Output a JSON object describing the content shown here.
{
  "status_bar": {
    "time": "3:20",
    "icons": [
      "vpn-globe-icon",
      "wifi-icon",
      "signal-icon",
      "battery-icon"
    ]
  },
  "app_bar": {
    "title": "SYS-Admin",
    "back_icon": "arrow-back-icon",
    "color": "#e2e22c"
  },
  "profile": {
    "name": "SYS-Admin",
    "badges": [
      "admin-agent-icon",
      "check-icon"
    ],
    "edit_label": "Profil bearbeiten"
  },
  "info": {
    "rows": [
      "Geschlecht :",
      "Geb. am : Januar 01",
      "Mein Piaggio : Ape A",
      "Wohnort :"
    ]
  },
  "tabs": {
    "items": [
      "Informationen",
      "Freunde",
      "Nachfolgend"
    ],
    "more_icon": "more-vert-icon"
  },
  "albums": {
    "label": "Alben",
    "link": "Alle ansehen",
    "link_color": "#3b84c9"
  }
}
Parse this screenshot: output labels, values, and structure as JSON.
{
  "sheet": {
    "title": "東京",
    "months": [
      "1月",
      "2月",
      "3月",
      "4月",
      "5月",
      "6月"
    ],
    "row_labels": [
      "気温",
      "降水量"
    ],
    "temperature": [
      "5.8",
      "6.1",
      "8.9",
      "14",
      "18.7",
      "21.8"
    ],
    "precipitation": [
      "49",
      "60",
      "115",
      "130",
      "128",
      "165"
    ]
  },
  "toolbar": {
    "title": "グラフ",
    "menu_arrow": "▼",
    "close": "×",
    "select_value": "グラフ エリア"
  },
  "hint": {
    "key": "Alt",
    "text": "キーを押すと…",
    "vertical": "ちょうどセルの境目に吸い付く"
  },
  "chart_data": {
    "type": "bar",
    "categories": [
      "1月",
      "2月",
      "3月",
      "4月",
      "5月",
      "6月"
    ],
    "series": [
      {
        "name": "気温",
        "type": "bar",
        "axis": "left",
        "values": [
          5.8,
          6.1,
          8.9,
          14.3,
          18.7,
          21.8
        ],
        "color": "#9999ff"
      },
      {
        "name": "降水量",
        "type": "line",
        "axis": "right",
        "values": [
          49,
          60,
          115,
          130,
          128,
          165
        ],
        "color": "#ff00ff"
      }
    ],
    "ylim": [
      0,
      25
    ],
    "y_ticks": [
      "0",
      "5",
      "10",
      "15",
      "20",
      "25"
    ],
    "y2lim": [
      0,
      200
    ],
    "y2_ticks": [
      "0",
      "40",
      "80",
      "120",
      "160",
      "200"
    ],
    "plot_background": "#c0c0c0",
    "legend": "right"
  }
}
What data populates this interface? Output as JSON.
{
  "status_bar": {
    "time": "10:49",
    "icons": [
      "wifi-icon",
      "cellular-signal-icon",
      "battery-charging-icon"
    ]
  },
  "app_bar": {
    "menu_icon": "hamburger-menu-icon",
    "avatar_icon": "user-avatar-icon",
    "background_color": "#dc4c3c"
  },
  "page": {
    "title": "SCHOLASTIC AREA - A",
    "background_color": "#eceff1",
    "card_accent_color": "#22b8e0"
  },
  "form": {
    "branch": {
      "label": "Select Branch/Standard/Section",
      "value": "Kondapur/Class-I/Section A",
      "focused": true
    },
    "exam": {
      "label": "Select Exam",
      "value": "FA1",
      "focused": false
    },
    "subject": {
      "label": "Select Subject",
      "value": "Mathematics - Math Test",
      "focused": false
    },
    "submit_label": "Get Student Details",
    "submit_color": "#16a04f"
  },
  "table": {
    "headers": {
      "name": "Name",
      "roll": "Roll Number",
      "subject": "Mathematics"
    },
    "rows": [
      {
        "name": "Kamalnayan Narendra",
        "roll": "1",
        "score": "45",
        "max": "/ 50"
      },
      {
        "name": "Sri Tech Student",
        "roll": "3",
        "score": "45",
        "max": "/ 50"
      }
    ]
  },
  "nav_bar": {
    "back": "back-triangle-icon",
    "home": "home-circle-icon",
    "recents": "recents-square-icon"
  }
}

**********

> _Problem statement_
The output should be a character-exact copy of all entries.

> _Task solution_
Output a JSON object describing the content shown here.
{
  "status_bar": {
    "time": "3:20",
    "icons": [
      "vpn-globe-icon",
      "wifi-icon",
      "signal-icon",
      "battery-icon"
    ]
  },
  "app_bar": {
    "title": "SYS-Admin",
    "back_icon": "arrow-back-icon",
    "color": "#e2e22c"
  },
  "profile": {
    "name": "SYS-Admin",
    "badges": [
      "admin-agent-icon",
      "check-icon"
    ],
    "edit_label": "Profil bearbeiten"
  },
  "info": {
    "rows": [
      "Geschlecht :",
      "Geb. am : Januar 01",
      "Mein Piaggio : Ape A",
      "Wohnort :"
    ]
  },
  "tabs": {
    "items": [
      "Informationen",
      "Freunde",
      "Nachfolgend"
    ],
    "more_icon": "more-vert-icon"
  },
  "albums": {
    "label": "Alben",
    "link": "Alle ansehen",
    "link_color": "#3b84c9"
  }
}
Parse this screenshot: output labels, values, and structure as JSON.
{
  "sheet": {
    "title": "東京",
    "months": [
      "1月",
      "2月",
      "3月",
      "4月",
      "5月",
      "6月"
    ],
    "row_labels": [
      "気温",
      "降水量"
    ],
    "temperature": [
      "5.8",
      "6.1",
      "8.9",
      "14",
      "18.7",
      "21.8"
    ],
    "precipitation": [
      "49",
      "60",
      "115",
      "130",
      "128",
      "165"
    ]
  },
  "toolbar": {
    "title": "グラフ",
    "menu_arrow": "▼",
    "close": "×",
    "select_value": "グラフ エリア"
  },
  "hint": {
    "key": "Alt",
    "text": "キーを押すと…",
    "vertical": "ちょうどセルの境目に吸い付く"
  },
  "chart_data": {
    "type": "bar",
    "categories": [
      "1月",
      "2月",
      "3月",
      "4月",
      "5月",
      "6月"
    ],
    "series": [
      {
        "name": "気温",
        "type": "bar",
        "axis": "left",
        "values": [
          5.8,
          6.1,
          8.9,
          14.3,
          18.7,
          21.8
        ],
        "color": "#9999ff"
      },
      {
        "name": "降水量",
        "type": "line",
        "axis": "right",
        "values": [
          49,
          60,
          115,
          130,
          128,
          165
        ],
        "color": "#ff00ff"
      }
    ],
    "ylim": [
      0,
      25
    ],
    "y_ticks": [
      "0",
      "5",
      "10",
      "15",
      "20",
      "25"
    ],
    "y2lim": [
      0,
      200
    ],
    "y2_ticks": [
      "0",
      "40",
      "80",
      "120",
      "160",
      "200"
    ],
    "plot_background": "#c0c0c0",
    "legend": "right"
  }
}
What data populates this interface? Output as JSON.
{
  "status_bar": {
    "time": "10:49",
    "icons": [
      "wifi-icon",
      "cellular-signal-icon",
      "battery-charging-icon"
    ]
  },
  "app_bar": {
    "menu_icon": "hamburger-menu-icon",
    "avatar_icon": "user-avatar-icon",
    "background_color": "#dc4c3c"
  },
  "page": {
    "title": "SCHOLASTIC AREA - A",
    "background_color": "#eceff1",
    "card_accent_color": "#22b8e0"
  },
  "form": {
    "branch": {
      "label": "Select Branch/Standard/Section",
      "value": "Kondapur/Class-I/Section A",
      "focused": true
    },
    "exam": {
      "label": "Select Exam",
      "value": "FA1",
      "focused": false
    },
    "subject": {
      "label": "Select Subject",
      "value": "Mathematics - Math Test",
      "focused": false
    },
    "submit_label": "Get Student Details",
    "submit_color": "#16a04f"
  },
  "table": {
    "headers": {
      "name": "Name",
      "roll": "Roll Number",
      "subject": "Mathematics"
    },
    "rows": [
      {
        "name": "Kamalnayan Narendra",
        "roll": "1",
        "score": "45",
        "max": "/ 50"
      },
      {
        "name": "Sri Tech Student",
        "roll": "3",
        "score": "45",
        "max": "/ 50"
      }
    ]
  },
  "nav_bar": {
    "back": "back-triangle-icon",
    "home": "home-circle-icon",
    "recents": "recents-square-icon"
  }
}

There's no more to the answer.